__TASK GOAL__:
Determine how many lines of the listing below hold the string "Today". Reply only with the number.

··· RECORDS PROVIDED ···

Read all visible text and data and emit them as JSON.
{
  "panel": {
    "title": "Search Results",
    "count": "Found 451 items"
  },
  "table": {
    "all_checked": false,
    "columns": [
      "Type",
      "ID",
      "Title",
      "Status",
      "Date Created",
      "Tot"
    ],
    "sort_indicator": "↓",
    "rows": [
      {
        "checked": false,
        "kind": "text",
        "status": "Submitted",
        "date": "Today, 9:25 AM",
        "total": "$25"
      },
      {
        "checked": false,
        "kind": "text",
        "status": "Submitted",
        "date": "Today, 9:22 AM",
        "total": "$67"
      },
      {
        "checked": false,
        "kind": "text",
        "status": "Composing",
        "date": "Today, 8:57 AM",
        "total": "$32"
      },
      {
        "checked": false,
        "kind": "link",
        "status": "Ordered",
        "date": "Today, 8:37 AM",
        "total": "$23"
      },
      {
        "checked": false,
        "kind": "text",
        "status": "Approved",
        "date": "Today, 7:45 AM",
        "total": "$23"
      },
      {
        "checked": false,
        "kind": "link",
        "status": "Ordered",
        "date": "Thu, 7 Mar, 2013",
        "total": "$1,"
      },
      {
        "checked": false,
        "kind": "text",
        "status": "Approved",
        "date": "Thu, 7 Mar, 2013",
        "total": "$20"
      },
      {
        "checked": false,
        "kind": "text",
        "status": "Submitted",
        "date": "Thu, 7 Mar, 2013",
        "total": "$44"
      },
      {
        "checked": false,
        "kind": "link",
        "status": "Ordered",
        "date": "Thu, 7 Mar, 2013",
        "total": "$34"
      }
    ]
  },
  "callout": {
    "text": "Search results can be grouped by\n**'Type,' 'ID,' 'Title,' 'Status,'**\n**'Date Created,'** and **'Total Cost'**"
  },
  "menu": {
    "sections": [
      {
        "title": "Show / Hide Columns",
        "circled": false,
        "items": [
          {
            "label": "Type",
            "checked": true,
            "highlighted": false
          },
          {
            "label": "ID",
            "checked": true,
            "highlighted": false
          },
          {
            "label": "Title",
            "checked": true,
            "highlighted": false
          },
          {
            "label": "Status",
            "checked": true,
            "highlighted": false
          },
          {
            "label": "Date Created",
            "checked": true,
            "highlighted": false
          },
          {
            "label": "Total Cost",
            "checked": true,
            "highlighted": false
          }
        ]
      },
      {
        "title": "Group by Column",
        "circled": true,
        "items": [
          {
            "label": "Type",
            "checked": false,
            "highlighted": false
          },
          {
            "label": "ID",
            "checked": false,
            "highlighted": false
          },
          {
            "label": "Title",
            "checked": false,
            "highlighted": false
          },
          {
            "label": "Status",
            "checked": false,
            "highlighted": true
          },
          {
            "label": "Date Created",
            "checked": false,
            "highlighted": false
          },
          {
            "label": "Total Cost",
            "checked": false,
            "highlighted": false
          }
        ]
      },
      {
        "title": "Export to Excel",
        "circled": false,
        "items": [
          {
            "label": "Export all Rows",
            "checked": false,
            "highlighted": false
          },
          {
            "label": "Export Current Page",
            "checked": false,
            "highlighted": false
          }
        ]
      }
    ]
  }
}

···

__RESPONSE__:
5